Calling a customer back after work and checking work emails before falling asleep – the smartphone enables us flexibility in our working hours. The customer is happy, the boss appreciates our commitment - but does it pay off? A recent study conducted by the Leibniz Research Centre for Working Environment and Human Factors raises doubts about this. Apparently, using the smartphone after office hours for work purposes affects the next working day – employees are more sensitive to pressure at work and become exhausted more quickly. Those sleeping well after being online, however, hardly notice this effect the following day. The study was published in the "International Journal of Environmental Research and Public Health".
According to the German Federal Statistical Office, virtually every second person accesses his or her work emails at home, most frequently using a smartphone. Technology permits flexible work organisation without spatial or temporal boundaries. Indiscriminate usage of these possibilities, however, harbours the risk of undesirable consequences for one's mental health.
Diary study examines short-term fatigue consequences
Industrial psychologists from the Leibniz Research Centre for Working Environment and Human Factors at the Technical University in Dortmund (IfADo) investigated the way work-related smartphone use after office hours affects mental well-being the following working day.
For this purpose, they conducted a diary study. 63 volunteers filled in online questionnaires twice a day for 10 working days. Every morning they had to specify how intensively they had used their smartphone the evening before for work purposes, and indicate how well they had slept that night. During the afternoon, they were questioned about their work tasks and prevailing symptoms of exhaustion.
The study confirms that remaining constantly accessible is onerous. A great deal of energy is required to swap back and forth between our roles as employee and private person. Different expectations on the part of the employer on the one hand, and family and friends on the other, are associated with the roles. At the same time, attention and concentration have to be maintained. This interplay can quickly surpass our personal capacities.
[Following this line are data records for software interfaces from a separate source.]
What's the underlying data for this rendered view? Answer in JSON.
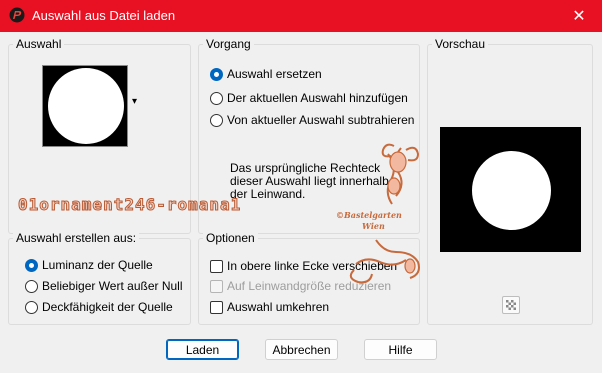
{
  "window": {
    "title": "Auswahl aus Datei laden",
    "close_glyph": "✕",
    "accent_color": "#e81123"
  },
  "auswahl": {
    "legend": "Auswahl",
    "dropdown_glyph": "▾"
  },
  "vorgang": {
    "legend": "Vorgang",
    "options": [
      {
        "label": "Auswahl ersetzen",
        "selected": true
      },
      {
        "label": "Der aktuellen Auswahl hinzufügen",
        "selected": false
      },
      {
        "label": "Von aktueller Auswahl subtrahieren",
        "selected": false
      }
    ],
    "info": "Das ursprüngliche Rechteck dieser Auswahl liegt innerhalb der Leinwand."
  },
  "vorschau": {
    "legend": "Vorschau",
    "zoom_icon": "checker-icon"
  },
  "erstellen": {
    "legend": "Auswahl erstellen aus:",
    "options": [
      {
        "label": "Luminanz der Quelle",
        "selected": true
      },
      {
        "label": "Beliebiger Wert außer Null",
        "selected": false
      },
      {
        "label": "Deckfähigkeit der Quelle",
        "selected": false
      }
    ]
  },
  "optionen": {
    "legend": "Optionen",
    "items": [
      {
        "label": "In obere linke Ecke verschieben",
        "checked": false,
        "disabled": false
      },
      {
        "label": "Auf Leinwandgröße reduzieren",
        "checked": false,
        "disabled": true
      },
      {
        "label": "Auswahl umkehren",
        "checked": false,
        "disabled": false
      }
    ]
  },
  "buttons": {
    "load": "Laden",
    "cancel": "Abbrechen",
    "help": "Hilfe"
  },
  "overlay": {
    "filename_watermark": "01ornament246-romana1",
    "logo_line1": "©Bastelgarten",
    "logo_line2": "Wien"
  }
}
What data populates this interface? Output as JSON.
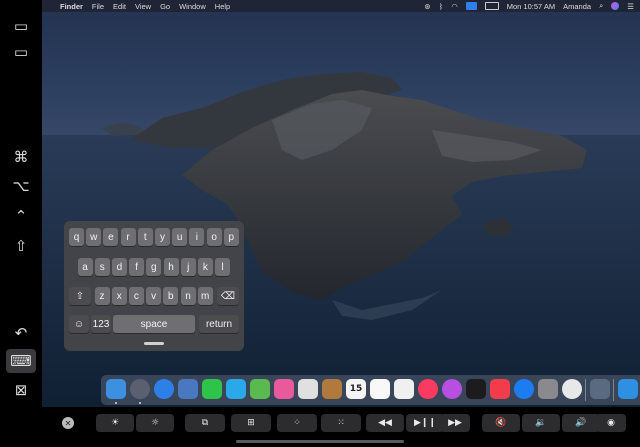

The day after - when the battery runs out too quickly
The consequences are not long in coming; this work-related reaching for the smartphone has a direct impact on the following day. Should the job require us to control our impulses, resist distractions or overcome inner resistance, then we perceive these demands as far more onerous than on other days. The consequence is that we then feel disproportionately deeply fatigued. "Work-related smartphone use in our leisure time, just like many tasks during working time, requires us to control ourselves and adapt our behaviour to the current situation. Such "self-controlling processes" require energy. Should this be depleted, our performance declines", explains IfADo study author and industrial psychologist Lilian Gombert.
Sleep well to prevent the consequences of stress
Reaching for your smartphone does not cause problems every time. Test persons, who slept well after continuing to work online, found this had no further affects on their well-being. The reason for this is that the quality of sleep plays an important role in our rest and recovery. If we have slept well, we start the next day with more energy. "In the case of a project deadline, answering emails after office hours cannot always be avoided. Then it is important, however, to ensure good and sufficient sleep", says Gombert. Fixed sleep routines can be a help – going to bed at the same time every day, for example.
On a company level, it is important to have comprehensible rules governing the use of smartphones for professional purposes. Senior executives play a decisive role in this, for they not only communicate guidelines and expectations regarding accessibility after work, but also actively support and comply with them.